The executive, being the embodiment, icon, instrument and expression of the popular will and aspirations has to create and regulate various institutions and services including the judiciary, police and the armed forces. The judiciary, in turn, in democratic countries is free to constitute its panels, make decisions and regulate its internal affairs, but nowhere has a final say in its selection. Giving a final and binding say to the chief justice, despite his sublime office and status and worthy of all respect and reverence, destroys the very spirit and purpose of popular will and sovereignty. It would be an unfortunate transition from the dictatorship of the generals to the dictatorship of a judge. Parliament, thus, must act to streamline the procedure for the selection of the superior judges overriding Sajjad Ali Shah’s controversial interpretation. The procedure for the appointment has been already agreed in the CoD and may be improved by further consultation with other parties. But parliament certainly should not unnecessarily delay the process, waiting for a single Quixotic stroke of a century of amendments.
Related closely to the process of appointment are the facilities and the security of service of the superior judges. The equality of all and sundry is now being fervently advocated, particularly by the media and the judiciary and reportedly also formed the basis of quashing the NRO. The same principal of equality thus should be extended to the retirement age and other related facilities for the super judges. The process for removal of the chief justice, similarly, has not been explicitly specified in our constitution and has to be stipulated as by impeachment by the Senate or a specially constituted commission.

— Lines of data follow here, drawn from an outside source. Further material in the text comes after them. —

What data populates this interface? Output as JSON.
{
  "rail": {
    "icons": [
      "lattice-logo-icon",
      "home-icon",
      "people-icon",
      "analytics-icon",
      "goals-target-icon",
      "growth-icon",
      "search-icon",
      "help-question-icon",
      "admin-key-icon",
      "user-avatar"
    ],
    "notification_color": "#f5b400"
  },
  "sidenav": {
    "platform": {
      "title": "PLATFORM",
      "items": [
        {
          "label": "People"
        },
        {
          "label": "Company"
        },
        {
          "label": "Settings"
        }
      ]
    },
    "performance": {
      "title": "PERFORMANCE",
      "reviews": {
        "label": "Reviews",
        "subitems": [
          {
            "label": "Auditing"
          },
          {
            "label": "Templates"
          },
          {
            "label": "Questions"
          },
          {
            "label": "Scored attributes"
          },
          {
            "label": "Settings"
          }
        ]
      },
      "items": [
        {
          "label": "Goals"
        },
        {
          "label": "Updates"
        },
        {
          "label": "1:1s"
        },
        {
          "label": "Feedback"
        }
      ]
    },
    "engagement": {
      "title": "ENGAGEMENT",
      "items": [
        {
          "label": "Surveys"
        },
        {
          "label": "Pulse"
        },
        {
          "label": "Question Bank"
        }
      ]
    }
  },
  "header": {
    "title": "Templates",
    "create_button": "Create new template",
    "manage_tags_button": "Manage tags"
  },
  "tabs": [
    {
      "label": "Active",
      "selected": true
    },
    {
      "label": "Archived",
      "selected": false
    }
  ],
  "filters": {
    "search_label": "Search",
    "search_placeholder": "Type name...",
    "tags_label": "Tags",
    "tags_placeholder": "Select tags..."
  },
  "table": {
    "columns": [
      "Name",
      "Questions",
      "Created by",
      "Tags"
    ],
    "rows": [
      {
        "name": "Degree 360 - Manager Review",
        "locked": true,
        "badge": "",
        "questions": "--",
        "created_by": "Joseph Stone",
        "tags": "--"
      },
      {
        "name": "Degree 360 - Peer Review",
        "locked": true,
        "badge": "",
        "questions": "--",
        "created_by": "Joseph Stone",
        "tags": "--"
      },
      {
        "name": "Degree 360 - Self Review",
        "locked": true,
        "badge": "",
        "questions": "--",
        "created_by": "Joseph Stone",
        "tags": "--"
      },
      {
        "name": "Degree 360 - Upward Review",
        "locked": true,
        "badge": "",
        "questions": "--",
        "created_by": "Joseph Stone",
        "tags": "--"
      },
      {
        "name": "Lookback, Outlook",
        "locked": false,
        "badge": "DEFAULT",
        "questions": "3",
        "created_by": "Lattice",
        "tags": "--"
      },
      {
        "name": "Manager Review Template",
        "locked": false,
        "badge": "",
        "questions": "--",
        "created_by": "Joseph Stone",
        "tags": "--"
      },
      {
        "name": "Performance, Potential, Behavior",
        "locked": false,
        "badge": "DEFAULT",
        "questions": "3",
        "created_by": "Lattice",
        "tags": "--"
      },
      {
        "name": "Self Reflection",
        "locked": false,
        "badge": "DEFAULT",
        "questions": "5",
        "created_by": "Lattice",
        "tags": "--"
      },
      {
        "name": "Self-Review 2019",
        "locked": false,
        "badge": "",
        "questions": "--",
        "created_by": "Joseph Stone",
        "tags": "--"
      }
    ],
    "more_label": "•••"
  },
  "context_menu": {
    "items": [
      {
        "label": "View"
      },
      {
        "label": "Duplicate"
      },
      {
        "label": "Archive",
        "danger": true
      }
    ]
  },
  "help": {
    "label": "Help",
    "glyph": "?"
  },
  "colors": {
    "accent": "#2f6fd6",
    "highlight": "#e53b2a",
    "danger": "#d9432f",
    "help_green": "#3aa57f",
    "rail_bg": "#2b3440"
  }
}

The writer, an academic and freelance columnist, can be reached at firstname.lastname@example.org
Source: Daily Times